*** Opening Records shown ***

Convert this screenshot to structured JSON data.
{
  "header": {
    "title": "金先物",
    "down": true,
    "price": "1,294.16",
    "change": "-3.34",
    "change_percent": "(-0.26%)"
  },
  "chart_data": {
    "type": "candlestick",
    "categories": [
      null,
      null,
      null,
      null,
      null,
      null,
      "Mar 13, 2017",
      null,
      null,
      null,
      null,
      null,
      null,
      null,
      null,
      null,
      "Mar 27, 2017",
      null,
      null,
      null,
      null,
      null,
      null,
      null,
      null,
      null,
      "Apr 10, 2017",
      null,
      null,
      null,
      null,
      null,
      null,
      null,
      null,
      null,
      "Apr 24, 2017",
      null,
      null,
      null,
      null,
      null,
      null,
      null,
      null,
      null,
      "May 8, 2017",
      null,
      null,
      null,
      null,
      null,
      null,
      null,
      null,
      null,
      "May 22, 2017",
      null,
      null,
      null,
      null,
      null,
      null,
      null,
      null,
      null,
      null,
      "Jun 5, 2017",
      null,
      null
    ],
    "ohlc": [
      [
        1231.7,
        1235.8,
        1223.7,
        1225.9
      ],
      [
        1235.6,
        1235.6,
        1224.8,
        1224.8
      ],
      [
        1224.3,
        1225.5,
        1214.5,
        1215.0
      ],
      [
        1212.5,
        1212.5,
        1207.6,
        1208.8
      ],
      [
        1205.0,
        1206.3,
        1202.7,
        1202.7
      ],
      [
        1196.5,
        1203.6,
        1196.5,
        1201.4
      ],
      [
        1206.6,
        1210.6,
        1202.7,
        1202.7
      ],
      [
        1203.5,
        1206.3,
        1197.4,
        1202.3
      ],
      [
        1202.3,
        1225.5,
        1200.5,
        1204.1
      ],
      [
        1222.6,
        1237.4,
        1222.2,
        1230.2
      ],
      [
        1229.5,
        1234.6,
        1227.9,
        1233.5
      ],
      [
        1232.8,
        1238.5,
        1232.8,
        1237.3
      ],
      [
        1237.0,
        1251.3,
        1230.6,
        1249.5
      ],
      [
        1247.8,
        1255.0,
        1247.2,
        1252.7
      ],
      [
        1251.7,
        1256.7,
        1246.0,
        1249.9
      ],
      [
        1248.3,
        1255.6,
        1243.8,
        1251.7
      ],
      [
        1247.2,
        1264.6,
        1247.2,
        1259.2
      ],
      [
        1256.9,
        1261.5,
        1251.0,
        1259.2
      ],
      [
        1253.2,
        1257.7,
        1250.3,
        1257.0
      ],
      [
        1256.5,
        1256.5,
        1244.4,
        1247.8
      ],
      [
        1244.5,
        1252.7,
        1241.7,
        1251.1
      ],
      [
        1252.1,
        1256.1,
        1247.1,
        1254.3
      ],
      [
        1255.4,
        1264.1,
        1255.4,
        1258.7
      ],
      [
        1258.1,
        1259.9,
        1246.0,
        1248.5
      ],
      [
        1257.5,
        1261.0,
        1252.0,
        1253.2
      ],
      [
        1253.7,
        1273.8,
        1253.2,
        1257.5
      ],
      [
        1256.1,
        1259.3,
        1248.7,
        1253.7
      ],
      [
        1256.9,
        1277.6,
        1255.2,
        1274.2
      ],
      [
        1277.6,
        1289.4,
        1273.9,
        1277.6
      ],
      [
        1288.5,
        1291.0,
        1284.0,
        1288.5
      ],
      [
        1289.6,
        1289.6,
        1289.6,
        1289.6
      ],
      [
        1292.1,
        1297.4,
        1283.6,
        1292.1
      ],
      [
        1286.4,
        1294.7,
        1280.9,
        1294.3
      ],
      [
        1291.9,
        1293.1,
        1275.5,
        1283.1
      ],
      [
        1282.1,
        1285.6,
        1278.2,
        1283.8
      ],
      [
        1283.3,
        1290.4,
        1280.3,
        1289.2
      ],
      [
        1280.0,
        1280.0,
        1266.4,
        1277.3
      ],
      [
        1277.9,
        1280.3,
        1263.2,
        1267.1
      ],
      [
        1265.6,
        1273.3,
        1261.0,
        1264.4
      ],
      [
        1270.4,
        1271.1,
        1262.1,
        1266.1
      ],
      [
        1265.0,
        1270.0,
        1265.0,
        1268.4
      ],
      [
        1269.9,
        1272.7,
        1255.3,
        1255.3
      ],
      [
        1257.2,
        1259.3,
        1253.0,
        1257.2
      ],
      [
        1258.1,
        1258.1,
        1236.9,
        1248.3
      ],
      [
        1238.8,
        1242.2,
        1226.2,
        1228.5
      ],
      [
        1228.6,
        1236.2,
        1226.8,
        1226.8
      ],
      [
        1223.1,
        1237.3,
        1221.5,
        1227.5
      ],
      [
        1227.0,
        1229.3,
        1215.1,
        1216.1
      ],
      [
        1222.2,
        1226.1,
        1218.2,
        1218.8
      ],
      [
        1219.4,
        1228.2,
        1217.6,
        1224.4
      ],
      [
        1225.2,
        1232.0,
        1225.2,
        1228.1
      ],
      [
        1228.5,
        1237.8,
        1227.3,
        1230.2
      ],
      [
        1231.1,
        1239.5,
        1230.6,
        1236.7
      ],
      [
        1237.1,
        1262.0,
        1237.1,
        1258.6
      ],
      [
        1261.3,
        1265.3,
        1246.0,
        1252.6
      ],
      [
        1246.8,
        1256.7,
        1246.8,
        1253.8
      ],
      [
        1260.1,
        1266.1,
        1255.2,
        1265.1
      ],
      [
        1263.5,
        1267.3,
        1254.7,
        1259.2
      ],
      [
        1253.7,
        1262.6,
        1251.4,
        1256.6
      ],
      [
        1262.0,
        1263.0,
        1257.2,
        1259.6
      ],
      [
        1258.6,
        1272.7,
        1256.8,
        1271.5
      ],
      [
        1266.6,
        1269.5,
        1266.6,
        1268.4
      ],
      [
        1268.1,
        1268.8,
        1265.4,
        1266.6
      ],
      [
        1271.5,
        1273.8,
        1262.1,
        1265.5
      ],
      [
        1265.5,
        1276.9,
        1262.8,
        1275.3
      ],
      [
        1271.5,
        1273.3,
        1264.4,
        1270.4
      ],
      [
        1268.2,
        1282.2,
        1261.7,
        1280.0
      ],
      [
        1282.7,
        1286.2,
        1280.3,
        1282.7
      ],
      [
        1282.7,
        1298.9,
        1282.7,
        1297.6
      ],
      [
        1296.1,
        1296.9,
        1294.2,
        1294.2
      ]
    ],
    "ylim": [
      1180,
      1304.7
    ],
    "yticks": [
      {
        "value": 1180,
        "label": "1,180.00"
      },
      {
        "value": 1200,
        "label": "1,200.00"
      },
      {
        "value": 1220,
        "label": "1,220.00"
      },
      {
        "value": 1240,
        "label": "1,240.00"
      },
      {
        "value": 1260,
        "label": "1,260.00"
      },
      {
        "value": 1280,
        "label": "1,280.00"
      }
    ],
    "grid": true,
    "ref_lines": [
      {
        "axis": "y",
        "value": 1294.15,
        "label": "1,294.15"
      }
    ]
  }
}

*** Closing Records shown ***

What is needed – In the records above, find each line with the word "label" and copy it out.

Solution for this task –
        "label": "1,180.00"
        "label": "1,200.00"
        "label": "1,220.00"
        "label": "1,240.00"
        "label": "1,260.00"
        "label": "1,280.00"
        "label": "1,294.15"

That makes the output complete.